“I can’t do an interview here, boys,” he laughs.
From the outside it may look like this Champions League final is the culmination of five years of hard work for Pep Guardiola at Manchester, but players certainly feel differently.
“I would like to say this is the start,” Stones said. “I think it’s obviously huge for us as a club, for us as players to take that next step and make history, something that has never been done before, and I have it. says every year, that we keep moving in the right direction, keep moving forward and take the right steps forward, which is so important.
“I think that as a team we are evolving and I think the icing on the cake is obviously to win the Champions League. But I think we also have to look back, ourselves … look how good we should be proud to be.
“It’s something we have to do and something we all aspire to achieve is a Champions League final. We have reached the quarter-finals [in] my time twice since I’ve been here. The history of the club is twice as much as they have been in the semi-finals, we have taken that next step now and it would be a dream come true to lift this trophy and end such an extraordinary season, under so many circumstances. “
“I am extremely proud of myself”
Stones have formed a formidable partnership in the heart of defense alongside summer signing Ruben Dias – City ended their winning Premier League campaign with the best defensive record in the league – and are now one of the first names on the sheet of Guardiola’s team.
However, this has not always been the case.
Stones struggled to regain form for much of the 2019-20 season and his poor performances saw him give up for City and the England national team.
Dias ‘arrival last summer seemed to mark the end of the Stones’ stay in Manchester, with many suggesting that Guardiola would rather play Aymeric Laporte alongside his new signing.
So it’s a testament to Stones’ mental toughness that he was able to revive his career and has since become a mainstay of City’s defense this season. The 26-year-old’s resurgence even earned him a call-back to England for the March World Cup qualifiers, 16 months after winning his last selection.
“I think I’m proving myself, no one else, proving myself that I can,” Stones says of the inspiration behind his improved form. “That I deserve to be where I am.
“I proved to myself that I know I can be here and to my teammates, you know I want to show them and bring them what I bring to the team and I had to get out of a situation that I did I don’t want to be part of it, or no footballer wants to be part of it, and not to play or not to contribute to the team or to a club.
“I left and watched everything and fought to get back to the squad and that is because they play well and play consistently. I think, you know, I’m extremely proud of myself, but I couldn’t have done it without other people and my teammates, and I think that’s also why we’ve been so successful over the years, ”he added.
“But to look back now at the end of the season with two trophies already won, reaching a semi-final [FA Cup] and another final with the Champions League this weekend [is] something that I am extremely proud of on a personal note. “
One of the big

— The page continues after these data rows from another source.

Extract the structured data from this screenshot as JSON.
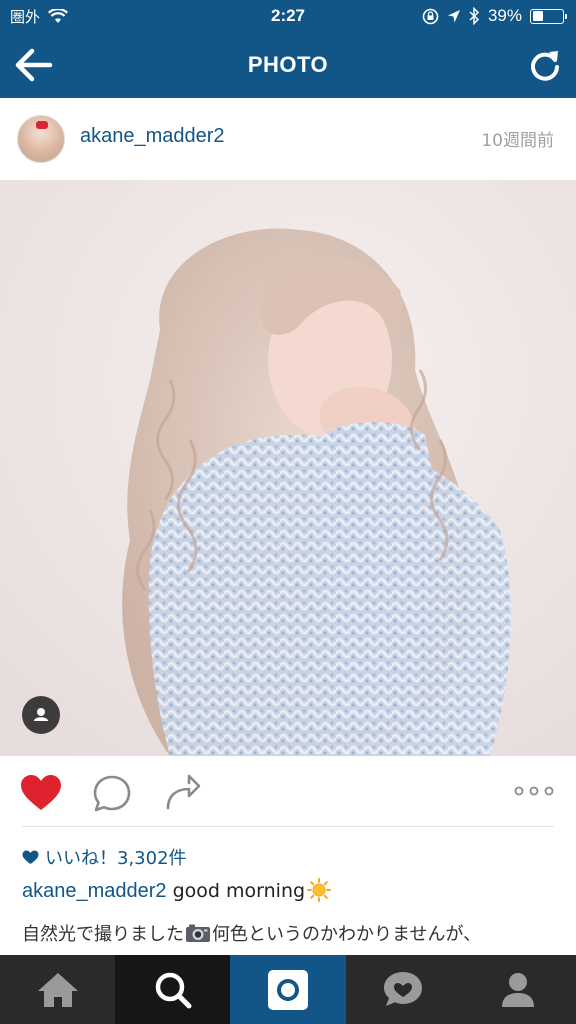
{
  "status_bar": {
    "carrier": "圏外",
    "time": "2:27",
    "battery_percent": "39%",
    "battery_level": 0.39,
    "icons": [
      "wifi-icon",
      "orientation-lock-icon",
      "location-icon",
      "bluetooth-icon",
      "battery-icon"
    ]
  },
  "nav": {
    "title": "PHOTO",
    "back_icon": "arrow-left-icon",
    "refresh_icon": "refresh-icon"
  },
  "post": {
    "username": "akane_madder2",
    "timestamp": "10週間前"
  },
  "actions": {
    "icons": [
      "heart-icon",
      "comment-icon",
      "share-icon",
      "more-icon"
    ],
    "liked": true,
    "like_color": "#e0222f"
  },
  "likes": {
    "text": "いいね！3,302件"
  },
  "caption": {
    "username": "akane_madder2",
    "text": "good morning"
  },
  "comment": {
    "text_before": "自然光で撮りました",
    "text_after": "何色というのかわかりませんが、"
  },
  "tab_bar": {
    "tabs": [
      "home-icon",
      "search-icon",
      "camera-icon",
      "activity-icon",
      "profile-icon"
    ],
    "active": "search-icon"
  },
  "colors": {
    "brand": "#125688",
    "tab_bar": "#2a2a2a",
    "muted": "#a0a0a0"
  }
}
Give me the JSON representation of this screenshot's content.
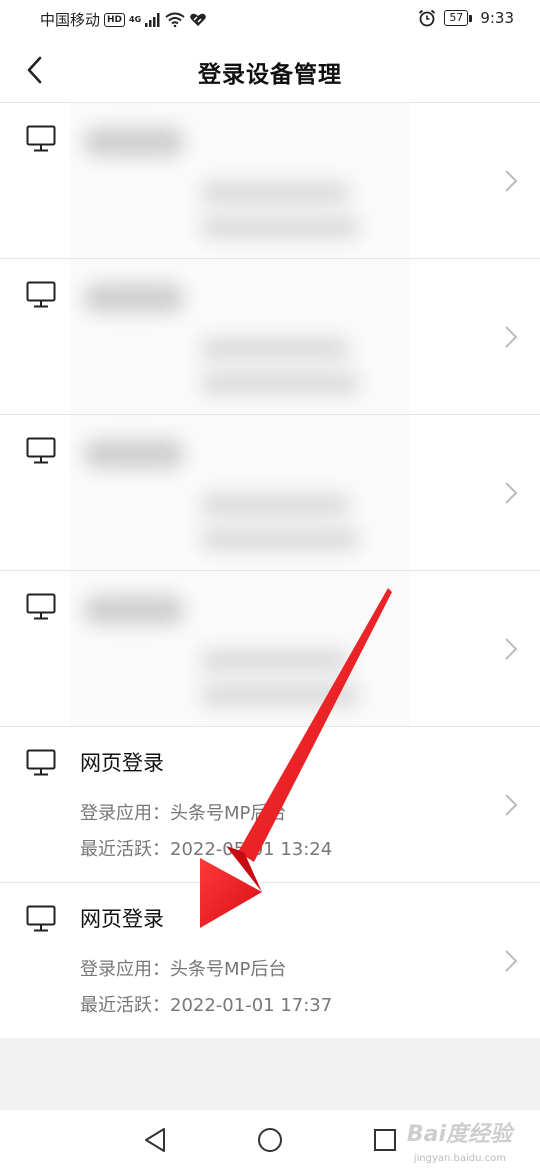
{
  "status_bar": {
    "carrier": "中国移动",
    "hd": "HD",
    "network": "4G",
    "battery": "57",
    "time": "9:33"
  },
  "header": {
    "title": "登录设备管理",
    "back_icon": "chevron-left-icon"
  },
  "devices": [
    {
      "name": "",
      "app": "",
      "active": "",
      "blurred": true
    },
    {
      "name": "",
      "app": "",
      "active": "",
      "blurred": true
    },
    {
      "name": "",
      "app": "",
      "active": "",
      "blurred": true
    },
    {
      "name": "",
      "app": "",
      "active": "",
      "blurred": true
    },
    {
      "name": "网页登录",
      "app": "登录应用：头条号MP后台",
      "active": "最近活跃：2022-05-01 13:24",
      "blurred": false
    },
    {
      "name": "网页登录",
      "app": "登录应用：头条号MP后台",
      "active": "最近活跃：2022-01-01 17:37",
      "blurred": false
    }
  ],
  "system_nav": {
    "back": "triangle-back-icon",
    "home": "circle-home-icon",
    "recent": "square-recent-icon"
  },
  "watermark": {
    "text": "Bai度经验",
    "sub": "jingyan.baidu.com"
  },
  "colors": {
    "annotation_arrow": "#e8131b",
    "secondary_text": "#777777",
    "divider": "#e6e6e6"
  }
}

Guardiola has often been partially credited with Stones rediscovering his form, but the City manager has always insisted it was solely due to his player’s desire to improve.
The Spaniard – known for his intense relationship with the players – is widely regarded as one of the greatest managers of all time, but the only lingering criticism, whether unfair or not, has been his failure to win the Champions League since leaving Barcelona in 2012.
Three seasons at Bayern Munich have come and gone – Guardiola’s side have taken off in the semi-finals every time – and in the previous four seasons at City he had never been able to get past the quarterfinals. final.
The 50-year-old has at times been accused of overthinking his tactics when it comes to buying Champions League time, often to the detriment of his own team, but Stones ‘100%’ believes Guardiola is one of the great coaches of the game.
“I had a lot of good managers,” he says. “One unfortunately decided to leave Roy Hodgson, Roberto Martinez, I was with David Moyes during a short stint at Everton too, you know the list goes on from my days at Barnsley.
“But [they’re] all great managers in their own way and I think this is the longest time I have spent with one manager so I kinda see how [he is], how is his winning mentality manifested.
“I think his mentality is something I can’t describe to you, his winning mentality, his desire to improve himself, his thinking process on how to become better or to try new things and put them on. work for us as players, ”adds Stones. .
“I think his story speaks for itself and when you work for a manager who has that and has been there and done things, you immediately have that respect for him. You listen carefully because you can’t buy the experience he had and we want to capitalize on it and learn from it as well, especially on big occasions like this weekend. “
You Can Read Also